(EXTRACTED RECORDS)

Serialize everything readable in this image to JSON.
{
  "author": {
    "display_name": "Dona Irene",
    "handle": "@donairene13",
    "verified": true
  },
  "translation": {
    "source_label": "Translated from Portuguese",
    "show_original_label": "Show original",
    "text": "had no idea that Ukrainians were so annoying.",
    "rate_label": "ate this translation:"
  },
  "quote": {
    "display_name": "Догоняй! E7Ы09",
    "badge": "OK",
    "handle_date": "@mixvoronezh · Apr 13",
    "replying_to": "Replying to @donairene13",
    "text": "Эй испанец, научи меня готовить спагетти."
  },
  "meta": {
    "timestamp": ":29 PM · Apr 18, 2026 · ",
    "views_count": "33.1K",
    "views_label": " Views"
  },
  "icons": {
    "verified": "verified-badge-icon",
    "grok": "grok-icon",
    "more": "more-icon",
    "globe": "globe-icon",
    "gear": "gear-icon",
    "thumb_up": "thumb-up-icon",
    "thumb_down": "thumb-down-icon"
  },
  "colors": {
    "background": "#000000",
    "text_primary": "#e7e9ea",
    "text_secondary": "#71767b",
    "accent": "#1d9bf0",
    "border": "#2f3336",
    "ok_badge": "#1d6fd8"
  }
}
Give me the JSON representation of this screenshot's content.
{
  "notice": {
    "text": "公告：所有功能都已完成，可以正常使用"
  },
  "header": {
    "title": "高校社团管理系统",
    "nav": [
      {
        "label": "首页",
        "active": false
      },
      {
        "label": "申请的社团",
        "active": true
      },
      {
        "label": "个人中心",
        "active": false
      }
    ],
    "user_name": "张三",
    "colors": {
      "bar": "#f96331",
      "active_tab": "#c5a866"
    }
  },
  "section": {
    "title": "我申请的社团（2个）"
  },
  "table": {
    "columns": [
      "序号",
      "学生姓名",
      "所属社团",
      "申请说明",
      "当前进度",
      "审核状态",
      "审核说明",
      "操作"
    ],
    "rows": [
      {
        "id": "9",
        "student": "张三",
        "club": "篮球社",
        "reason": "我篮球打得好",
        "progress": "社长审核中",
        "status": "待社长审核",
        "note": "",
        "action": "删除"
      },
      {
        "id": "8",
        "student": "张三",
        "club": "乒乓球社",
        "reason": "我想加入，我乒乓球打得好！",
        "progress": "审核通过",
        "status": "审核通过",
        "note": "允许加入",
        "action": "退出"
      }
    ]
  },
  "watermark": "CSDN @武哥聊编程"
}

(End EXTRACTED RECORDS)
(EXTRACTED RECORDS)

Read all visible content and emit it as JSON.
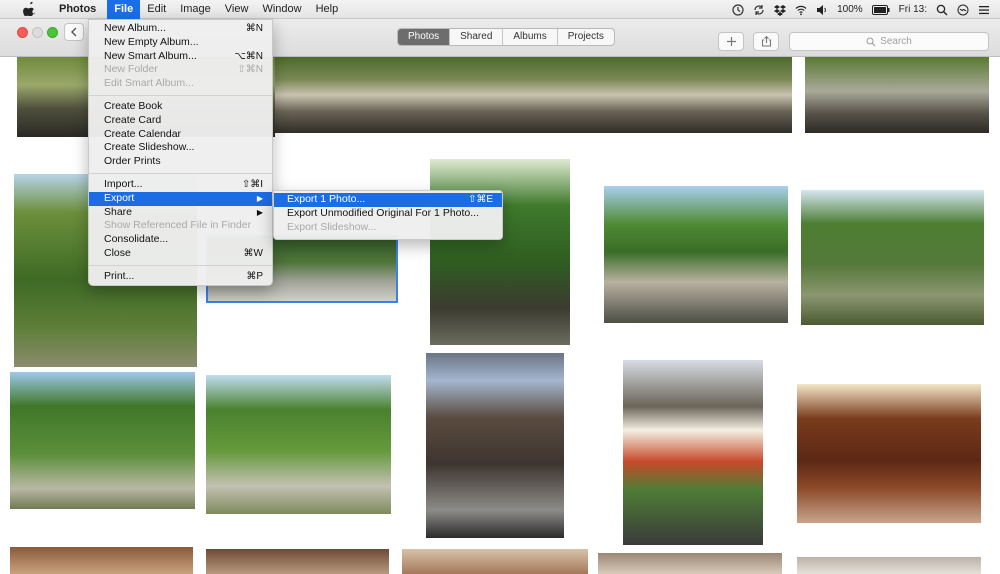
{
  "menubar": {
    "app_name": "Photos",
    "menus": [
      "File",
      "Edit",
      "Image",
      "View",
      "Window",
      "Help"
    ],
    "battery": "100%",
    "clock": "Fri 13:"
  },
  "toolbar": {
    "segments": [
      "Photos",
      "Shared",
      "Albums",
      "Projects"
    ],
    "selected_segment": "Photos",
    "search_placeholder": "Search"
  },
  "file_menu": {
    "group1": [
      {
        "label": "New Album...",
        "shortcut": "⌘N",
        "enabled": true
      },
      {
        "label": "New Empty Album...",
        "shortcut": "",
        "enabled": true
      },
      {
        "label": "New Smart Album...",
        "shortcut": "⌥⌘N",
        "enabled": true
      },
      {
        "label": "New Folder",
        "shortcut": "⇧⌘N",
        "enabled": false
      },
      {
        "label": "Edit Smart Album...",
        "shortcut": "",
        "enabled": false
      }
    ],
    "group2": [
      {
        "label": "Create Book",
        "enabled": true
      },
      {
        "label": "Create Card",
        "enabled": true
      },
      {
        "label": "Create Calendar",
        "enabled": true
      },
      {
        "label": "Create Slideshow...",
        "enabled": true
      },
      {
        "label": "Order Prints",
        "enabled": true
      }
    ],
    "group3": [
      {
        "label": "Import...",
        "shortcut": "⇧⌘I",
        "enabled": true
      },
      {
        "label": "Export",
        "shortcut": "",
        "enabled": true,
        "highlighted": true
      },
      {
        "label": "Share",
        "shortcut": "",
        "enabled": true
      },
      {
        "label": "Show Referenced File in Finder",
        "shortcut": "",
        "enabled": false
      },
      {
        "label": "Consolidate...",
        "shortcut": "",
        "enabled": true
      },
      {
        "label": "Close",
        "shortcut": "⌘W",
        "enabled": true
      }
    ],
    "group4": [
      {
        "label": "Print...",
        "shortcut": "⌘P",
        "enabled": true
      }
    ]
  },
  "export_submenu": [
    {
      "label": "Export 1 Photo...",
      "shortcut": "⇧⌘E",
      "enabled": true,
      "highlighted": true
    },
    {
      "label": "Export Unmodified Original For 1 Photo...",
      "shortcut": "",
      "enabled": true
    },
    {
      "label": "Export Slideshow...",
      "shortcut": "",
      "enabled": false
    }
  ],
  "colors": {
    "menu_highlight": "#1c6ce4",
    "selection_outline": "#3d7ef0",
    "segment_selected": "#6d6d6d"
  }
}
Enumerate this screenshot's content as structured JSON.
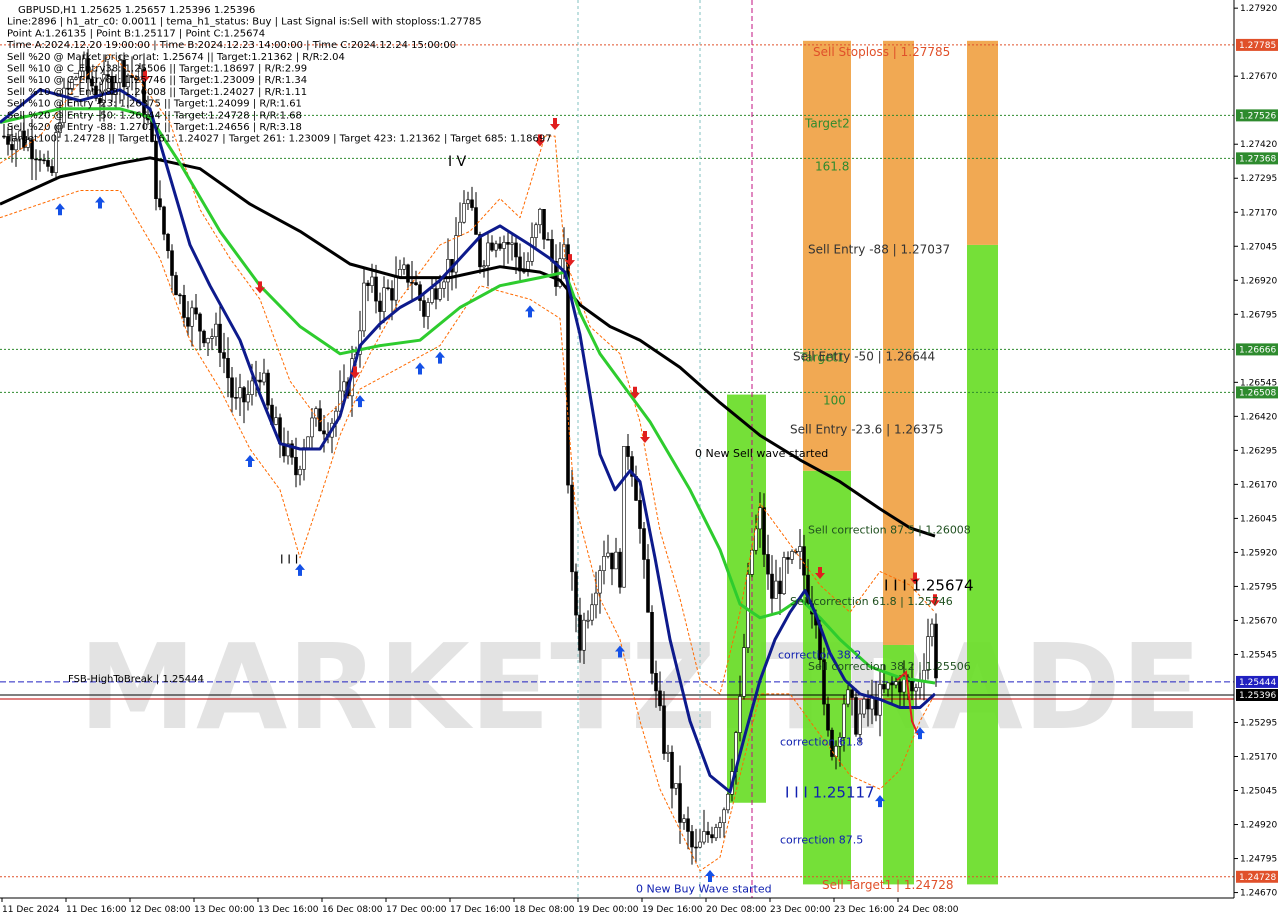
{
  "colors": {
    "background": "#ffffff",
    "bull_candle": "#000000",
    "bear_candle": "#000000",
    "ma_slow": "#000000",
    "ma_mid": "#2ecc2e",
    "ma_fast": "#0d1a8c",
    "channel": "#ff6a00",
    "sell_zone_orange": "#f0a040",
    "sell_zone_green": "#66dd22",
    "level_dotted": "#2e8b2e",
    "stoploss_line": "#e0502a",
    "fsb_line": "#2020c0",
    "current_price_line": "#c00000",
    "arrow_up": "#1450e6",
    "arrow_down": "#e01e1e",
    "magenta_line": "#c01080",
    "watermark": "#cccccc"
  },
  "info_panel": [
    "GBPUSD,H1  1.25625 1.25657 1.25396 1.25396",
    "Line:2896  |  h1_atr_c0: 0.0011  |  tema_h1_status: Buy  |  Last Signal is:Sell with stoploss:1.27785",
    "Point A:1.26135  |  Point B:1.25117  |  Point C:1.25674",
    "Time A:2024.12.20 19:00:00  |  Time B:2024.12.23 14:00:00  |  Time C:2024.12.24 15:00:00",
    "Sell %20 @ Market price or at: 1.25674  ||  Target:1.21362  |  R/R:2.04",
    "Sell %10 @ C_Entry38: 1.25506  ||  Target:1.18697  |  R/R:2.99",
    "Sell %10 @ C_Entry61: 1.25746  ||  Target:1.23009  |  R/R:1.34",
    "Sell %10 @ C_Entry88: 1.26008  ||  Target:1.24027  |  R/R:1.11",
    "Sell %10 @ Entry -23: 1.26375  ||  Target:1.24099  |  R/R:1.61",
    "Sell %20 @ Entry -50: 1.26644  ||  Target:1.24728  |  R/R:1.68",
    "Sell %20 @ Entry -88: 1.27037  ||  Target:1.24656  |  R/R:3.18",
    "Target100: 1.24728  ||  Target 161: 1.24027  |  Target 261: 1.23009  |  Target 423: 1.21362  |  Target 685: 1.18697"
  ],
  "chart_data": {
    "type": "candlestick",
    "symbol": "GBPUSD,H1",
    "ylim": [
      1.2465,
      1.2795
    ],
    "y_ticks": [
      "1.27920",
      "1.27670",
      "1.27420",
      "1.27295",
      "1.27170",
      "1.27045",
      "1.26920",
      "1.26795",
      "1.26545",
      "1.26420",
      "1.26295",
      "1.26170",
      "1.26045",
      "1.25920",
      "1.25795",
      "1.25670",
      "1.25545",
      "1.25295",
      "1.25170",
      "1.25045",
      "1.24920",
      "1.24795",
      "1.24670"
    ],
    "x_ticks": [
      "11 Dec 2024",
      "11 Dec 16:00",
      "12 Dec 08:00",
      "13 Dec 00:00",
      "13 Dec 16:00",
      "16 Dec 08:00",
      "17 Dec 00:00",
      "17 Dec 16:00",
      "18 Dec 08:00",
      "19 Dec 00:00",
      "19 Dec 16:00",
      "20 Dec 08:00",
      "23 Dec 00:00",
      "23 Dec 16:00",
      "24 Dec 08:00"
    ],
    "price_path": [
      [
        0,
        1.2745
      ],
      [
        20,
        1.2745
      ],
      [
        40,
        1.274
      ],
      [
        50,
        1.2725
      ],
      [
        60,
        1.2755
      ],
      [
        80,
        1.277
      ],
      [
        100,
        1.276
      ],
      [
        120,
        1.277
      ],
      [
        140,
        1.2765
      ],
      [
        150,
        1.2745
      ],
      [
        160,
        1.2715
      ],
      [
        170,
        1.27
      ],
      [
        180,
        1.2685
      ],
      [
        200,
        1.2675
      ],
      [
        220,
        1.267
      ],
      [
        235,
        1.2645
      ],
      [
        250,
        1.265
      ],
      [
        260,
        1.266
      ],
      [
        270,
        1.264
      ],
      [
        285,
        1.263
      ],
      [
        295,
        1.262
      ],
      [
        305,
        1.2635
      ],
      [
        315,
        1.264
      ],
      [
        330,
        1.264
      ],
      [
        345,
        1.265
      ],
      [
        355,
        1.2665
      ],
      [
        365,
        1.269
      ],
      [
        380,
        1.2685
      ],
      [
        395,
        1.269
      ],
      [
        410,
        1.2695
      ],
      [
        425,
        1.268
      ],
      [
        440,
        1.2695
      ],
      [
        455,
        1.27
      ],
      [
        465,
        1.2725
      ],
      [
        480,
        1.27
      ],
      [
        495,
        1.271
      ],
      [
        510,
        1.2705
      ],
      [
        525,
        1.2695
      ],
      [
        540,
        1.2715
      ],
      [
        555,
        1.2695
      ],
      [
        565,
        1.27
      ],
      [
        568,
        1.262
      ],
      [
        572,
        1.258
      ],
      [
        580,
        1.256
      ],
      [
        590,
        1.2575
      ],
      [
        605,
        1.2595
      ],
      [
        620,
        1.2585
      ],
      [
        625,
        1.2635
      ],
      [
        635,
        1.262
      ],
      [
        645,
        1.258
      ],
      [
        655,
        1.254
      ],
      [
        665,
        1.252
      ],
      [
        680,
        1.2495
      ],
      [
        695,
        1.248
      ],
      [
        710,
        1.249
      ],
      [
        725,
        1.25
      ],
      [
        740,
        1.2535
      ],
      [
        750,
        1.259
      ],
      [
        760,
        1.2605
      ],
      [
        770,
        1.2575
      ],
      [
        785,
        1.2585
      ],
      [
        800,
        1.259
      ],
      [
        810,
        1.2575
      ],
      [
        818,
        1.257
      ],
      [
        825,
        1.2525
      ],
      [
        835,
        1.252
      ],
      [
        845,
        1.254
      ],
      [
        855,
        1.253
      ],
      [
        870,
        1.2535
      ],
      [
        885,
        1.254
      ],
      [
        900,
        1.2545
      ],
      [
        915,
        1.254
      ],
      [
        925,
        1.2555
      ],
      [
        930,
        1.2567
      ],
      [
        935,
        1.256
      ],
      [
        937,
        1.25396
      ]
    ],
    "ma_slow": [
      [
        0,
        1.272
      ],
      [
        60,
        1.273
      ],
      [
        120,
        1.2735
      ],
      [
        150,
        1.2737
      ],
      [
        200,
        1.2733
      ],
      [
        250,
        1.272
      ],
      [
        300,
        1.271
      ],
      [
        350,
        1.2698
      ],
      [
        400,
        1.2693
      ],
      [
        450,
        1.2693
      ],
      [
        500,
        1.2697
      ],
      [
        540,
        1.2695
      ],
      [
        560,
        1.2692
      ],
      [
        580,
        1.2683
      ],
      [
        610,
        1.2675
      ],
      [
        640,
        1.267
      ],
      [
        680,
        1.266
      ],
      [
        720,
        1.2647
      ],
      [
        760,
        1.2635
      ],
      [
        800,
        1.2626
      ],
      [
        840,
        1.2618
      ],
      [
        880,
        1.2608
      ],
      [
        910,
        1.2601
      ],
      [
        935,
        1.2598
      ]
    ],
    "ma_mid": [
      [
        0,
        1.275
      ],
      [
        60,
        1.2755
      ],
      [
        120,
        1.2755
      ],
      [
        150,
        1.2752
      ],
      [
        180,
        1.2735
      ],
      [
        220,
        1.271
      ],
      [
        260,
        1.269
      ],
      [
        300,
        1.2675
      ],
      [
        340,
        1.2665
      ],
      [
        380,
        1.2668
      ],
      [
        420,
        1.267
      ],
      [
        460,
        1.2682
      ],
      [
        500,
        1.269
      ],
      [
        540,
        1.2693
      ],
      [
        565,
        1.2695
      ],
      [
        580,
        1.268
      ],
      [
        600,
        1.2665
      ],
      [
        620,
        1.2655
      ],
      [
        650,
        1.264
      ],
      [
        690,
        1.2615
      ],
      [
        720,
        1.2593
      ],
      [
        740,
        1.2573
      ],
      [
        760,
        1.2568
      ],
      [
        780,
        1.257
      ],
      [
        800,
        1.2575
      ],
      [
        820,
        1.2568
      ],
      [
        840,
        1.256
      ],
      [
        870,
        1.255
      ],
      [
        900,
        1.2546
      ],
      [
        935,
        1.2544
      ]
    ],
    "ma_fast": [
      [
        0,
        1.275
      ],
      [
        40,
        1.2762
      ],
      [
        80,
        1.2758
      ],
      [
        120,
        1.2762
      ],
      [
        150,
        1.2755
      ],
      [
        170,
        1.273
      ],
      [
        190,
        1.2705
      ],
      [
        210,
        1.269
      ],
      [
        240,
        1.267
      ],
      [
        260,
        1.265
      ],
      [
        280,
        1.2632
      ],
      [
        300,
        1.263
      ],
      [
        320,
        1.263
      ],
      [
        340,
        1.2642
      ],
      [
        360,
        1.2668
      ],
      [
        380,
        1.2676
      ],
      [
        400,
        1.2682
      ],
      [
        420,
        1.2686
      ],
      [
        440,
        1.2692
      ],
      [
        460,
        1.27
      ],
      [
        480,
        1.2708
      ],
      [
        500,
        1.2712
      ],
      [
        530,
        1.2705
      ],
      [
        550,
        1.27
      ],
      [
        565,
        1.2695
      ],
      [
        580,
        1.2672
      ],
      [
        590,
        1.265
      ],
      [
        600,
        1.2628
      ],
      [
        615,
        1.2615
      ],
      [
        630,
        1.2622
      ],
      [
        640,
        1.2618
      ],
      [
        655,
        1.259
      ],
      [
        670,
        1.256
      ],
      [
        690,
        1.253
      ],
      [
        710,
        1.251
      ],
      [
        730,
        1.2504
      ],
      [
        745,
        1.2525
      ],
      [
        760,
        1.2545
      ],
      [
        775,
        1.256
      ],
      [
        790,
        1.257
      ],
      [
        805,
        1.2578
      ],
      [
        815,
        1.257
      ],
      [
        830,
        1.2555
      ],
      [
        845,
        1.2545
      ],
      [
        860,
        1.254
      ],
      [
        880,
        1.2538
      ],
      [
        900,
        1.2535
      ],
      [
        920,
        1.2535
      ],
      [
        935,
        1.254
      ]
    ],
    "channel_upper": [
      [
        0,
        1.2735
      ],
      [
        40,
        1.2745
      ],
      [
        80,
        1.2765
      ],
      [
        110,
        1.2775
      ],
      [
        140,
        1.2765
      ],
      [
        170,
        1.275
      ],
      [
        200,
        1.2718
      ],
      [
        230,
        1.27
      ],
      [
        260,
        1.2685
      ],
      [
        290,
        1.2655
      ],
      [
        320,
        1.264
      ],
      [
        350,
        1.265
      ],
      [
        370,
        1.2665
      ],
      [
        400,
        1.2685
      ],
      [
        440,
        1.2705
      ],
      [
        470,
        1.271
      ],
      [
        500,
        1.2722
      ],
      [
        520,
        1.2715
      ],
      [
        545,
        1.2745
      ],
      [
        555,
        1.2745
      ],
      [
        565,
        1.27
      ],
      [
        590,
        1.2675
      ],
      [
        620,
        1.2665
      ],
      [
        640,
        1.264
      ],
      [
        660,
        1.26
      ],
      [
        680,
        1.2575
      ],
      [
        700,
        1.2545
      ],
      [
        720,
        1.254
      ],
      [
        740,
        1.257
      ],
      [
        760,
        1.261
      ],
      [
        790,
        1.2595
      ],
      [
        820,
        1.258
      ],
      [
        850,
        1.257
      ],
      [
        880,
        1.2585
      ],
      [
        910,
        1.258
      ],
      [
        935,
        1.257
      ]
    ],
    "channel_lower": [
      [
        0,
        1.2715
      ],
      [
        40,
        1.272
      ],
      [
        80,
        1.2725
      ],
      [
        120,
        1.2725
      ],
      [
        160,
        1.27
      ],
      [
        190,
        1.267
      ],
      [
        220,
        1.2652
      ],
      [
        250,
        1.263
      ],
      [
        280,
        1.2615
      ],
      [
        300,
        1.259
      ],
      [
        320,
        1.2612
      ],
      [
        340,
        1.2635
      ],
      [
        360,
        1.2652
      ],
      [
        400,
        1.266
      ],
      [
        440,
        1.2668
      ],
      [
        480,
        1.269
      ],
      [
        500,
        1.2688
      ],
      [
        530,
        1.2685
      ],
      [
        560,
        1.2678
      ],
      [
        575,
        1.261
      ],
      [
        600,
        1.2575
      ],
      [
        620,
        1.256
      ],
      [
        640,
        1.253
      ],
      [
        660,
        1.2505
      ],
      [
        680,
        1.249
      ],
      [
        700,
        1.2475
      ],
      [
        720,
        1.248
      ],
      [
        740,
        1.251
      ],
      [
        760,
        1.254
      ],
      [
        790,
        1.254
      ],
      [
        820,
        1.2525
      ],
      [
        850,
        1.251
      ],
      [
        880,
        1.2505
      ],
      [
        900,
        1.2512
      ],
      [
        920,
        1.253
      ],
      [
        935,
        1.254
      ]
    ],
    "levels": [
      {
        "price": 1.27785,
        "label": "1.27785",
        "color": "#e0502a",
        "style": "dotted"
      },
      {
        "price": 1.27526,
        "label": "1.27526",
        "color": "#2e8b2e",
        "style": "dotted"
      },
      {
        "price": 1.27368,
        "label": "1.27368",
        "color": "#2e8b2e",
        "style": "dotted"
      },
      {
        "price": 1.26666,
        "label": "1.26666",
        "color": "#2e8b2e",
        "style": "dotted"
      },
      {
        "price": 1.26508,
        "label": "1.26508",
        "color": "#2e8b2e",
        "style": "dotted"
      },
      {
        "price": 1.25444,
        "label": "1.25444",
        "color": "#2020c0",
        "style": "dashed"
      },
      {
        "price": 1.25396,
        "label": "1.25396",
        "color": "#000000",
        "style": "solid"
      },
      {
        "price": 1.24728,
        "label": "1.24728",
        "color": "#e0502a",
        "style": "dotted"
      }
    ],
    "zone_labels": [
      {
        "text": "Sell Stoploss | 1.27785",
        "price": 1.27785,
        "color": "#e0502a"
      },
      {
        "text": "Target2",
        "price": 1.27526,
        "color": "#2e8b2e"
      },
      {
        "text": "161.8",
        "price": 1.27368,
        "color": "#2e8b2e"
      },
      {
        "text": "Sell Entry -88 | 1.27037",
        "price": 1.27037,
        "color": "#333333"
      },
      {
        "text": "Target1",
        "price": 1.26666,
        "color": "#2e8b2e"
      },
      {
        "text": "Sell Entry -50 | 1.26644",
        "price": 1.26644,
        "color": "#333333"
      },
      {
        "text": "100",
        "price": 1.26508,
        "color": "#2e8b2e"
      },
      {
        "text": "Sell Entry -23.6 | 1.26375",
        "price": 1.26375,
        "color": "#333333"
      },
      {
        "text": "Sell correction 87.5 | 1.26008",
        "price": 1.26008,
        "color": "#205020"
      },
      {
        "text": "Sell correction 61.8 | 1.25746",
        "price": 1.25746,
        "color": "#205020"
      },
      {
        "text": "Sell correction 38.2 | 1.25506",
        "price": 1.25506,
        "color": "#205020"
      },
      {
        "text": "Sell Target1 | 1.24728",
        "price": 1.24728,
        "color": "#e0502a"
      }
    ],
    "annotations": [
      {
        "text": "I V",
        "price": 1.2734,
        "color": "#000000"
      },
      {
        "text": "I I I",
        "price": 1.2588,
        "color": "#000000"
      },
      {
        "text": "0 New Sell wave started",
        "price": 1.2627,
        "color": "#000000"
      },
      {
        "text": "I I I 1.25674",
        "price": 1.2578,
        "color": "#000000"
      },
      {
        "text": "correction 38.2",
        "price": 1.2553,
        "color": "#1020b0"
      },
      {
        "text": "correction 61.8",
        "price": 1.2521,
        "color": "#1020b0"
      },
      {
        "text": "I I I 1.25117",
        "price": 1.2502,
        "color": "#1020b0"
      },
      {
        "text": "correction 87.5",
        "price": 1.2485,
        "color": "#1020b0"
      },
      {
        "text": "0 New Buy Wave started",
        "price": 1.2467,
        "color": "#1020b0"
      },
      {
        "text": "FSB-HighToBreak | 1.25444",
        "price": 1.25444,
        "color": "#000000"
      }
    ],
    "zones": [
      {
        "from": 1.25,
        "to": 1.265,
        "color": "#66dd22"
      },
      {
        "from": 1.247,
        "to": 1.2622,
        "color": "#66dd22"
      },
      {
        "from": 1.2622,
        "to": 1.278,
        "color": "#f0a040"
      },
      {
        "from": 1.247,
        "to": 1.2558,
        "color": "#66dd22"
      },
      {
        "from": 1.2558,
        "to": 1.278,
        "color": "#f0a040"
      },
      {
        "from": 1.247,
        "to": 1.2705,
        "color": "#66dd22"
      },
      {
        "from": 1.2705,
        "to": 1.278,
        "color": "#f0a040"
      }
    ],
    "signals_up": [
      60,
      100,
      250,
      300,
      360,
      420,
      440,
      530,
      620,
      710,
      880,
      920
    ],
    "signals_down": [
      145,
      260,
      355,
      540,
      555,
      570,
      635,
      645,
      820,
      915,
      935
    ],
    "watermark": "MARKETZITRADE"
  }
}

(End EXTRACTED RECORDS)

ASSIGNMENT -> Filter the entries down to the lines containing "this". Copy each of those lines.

TASK ANSWER ->
Serialize everything readable in this image to JSON.
    "rate_label": "ate this translation:"
Give me the JSON representation of this screenshot's content.
Enumerate this screenshot's content as structured JSON.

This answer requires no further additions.